Instead of heading for Halifax Harbour, they were instead aiming for the shoreline approximately 12.5 miles to the west. The predicament became clear at about 2 a.m. on April 1, 1873, as the ship struck a rock lurking just below the surface of the water. Known as Marr’s Head, the rock is located about 50 meters from an island off the Novia Scotia coast.
The crew, most of whom survived, immediately tried to lower lifeboats into the water, but they were immediately washed away by the storm. Passengers, including 156 women and 189 children, died in huge numbers. Only one child, a boy named John Hindley, is known to have survived. Of the 952 people, only 390 survived, making it the worst loss of civilian life at sea until 1904, when the Norge crashed on the tiny islet of Rockall off the cost of the U.K.

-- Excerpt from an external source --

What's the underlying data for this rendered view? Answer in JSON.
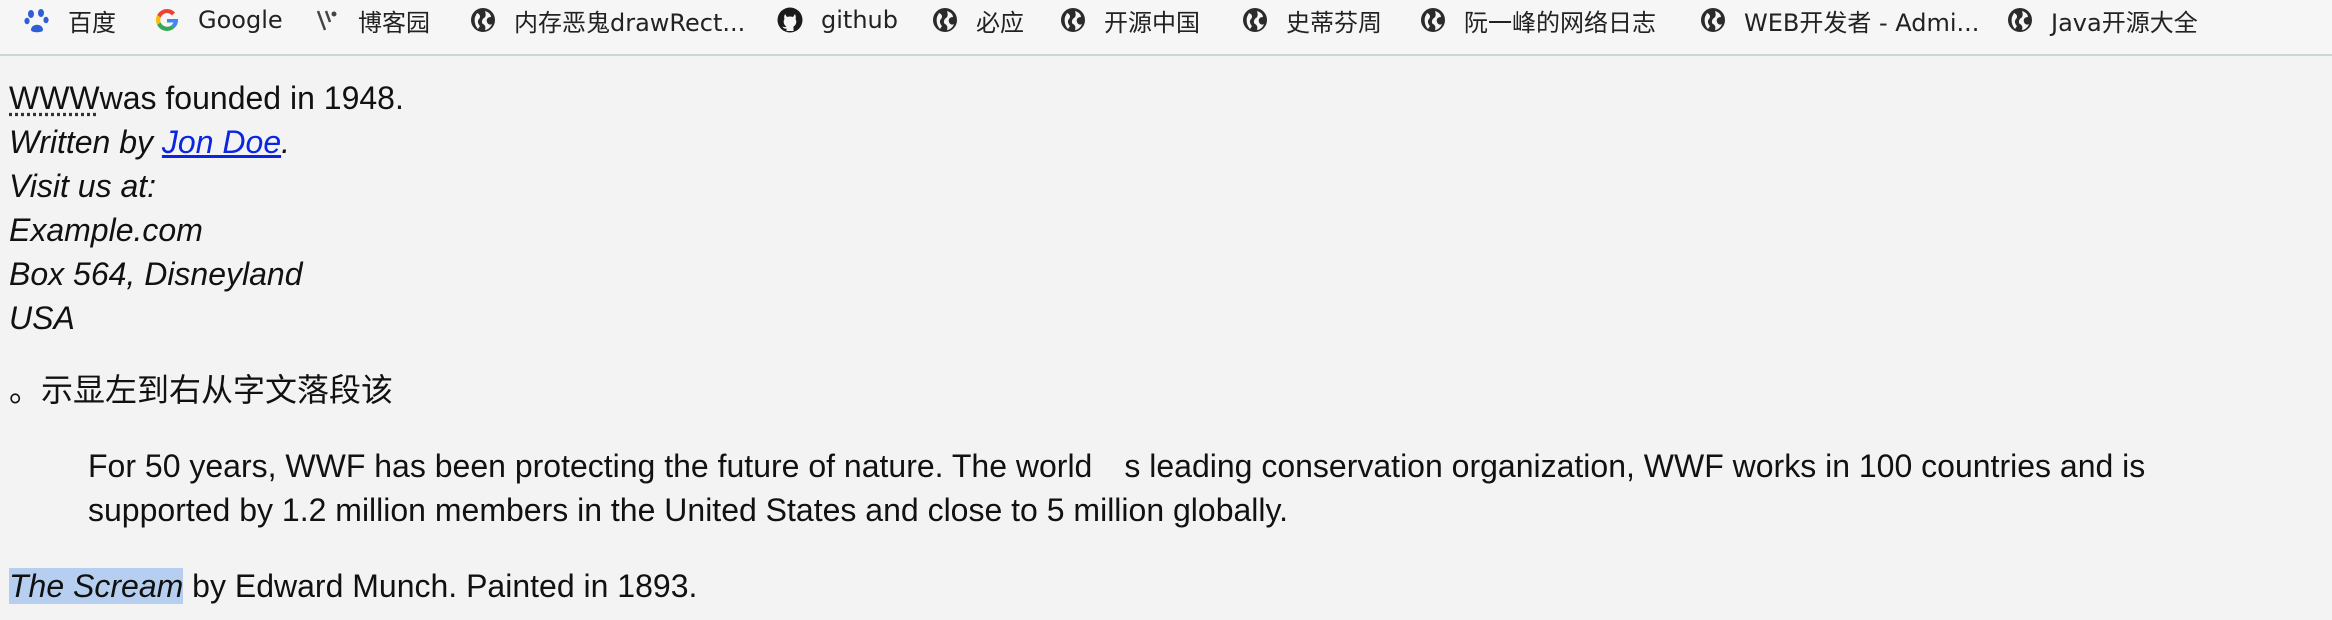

In Nova Scotia, Reverend William ancient, an Anglican Clergyman stationed in the local area, spearheaded rescue efforts from shore.
Today, the S.S. Atlantic and her disastrous end are remembered by a historical museum in Nova Scotia. There is an interpretation center, a boardwalk along the coastline, a gazebo overlooking the site of the wreck, and a memorial to the victims.
A mass grave was created for the dead, and the boardwalk now passes near the site. There is also a small museum displaying many of the artifacts that have been salvaged from the wreckage over the years, along with interpretive panels commemorating the S.S. Atlantic and the victims of its wreck.